[WORK TO COMPLETE]
Which of the lines below include the word "Paige"? Pull each one out.
===== DATA FOR THE TASK =====
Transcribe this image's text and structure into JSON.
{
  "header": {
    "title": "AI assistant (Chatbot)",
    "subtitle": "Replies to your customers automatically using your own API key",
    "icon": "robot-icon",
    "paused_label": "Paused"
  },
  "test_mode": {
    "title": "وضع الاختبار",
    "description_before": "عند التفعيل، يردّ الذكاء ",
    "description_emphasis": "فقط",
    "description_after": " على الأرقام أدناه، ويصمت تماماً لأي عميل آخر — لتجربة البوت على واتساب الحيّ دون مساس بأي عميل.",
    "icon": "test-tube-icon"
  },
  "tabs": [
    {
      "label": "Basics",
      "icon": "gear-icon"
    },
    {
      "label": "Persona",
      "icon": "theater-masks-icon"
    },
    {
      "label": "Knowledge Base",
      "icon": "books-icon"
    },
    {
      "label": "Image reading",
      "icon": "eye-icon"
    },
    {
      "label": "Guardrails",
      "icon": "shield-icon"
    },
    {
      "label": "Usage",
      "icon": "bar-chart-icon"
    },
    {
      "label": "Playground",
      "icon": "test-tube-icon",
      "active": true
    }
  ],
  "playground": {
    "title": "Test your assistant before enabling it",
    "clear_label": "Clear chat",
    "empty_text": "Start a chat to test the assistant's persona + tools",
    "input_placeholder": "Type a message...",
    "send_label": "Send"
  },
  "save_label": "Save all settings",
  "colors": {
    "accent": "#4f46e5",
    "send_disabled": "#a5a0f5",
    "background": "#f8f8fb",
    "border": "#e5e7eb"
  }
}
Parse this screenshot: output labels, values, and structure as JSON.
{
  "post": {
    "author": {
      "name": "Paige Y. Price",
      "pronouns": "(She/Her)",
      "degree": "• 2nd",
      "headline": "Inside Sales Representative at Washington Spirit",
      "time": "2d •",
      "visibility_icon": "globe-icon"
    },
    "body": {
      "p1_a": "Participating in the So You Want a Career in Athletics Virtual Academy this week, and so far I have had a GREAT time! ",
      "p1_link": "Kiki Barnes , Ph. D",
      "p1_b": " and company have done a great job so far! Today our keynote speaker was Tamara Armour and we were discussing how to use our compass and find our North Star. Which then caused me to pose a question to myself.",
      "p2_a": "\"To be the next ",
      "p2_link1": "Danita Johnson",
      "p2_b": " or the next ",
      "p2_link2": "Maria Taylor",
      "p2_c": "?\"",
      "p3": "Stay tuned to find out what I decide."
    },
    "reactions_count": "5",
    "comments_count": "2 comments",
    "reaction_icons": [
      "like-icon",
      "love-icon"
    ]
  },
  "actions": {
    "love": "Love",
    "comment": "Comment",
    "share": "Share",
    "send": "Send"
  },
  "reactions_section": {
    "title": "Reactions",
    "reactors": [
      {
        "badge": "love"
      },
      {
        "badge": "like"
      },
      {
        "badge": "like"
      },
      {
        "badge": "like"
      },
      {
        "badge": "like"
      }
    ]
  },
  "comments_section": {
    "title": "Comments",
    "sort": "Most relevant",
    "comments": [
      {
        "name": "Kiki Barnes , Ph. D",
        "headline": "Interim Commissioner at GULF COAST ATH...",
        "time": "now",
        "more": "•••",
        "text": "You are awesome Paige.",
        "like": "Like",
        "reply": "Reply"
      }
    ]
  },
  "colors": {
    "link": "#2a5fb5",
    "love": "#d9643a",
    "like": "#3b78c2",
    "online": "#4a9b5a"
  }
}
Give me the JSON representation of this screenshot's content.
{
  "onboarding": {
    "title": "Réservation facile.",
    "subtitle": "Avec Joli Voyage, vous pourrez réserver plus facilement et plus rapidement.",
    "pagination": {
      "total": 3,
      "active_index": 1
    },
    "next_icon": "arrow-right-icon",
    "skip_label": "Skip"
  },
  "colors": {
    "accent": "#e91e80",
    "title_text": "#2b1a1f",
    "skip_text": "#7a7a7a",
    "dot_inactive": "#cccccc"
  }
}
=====
[FINISHED TASK]
      "name": "Paige Y. Price",
        "text": "You are awesome Paige.",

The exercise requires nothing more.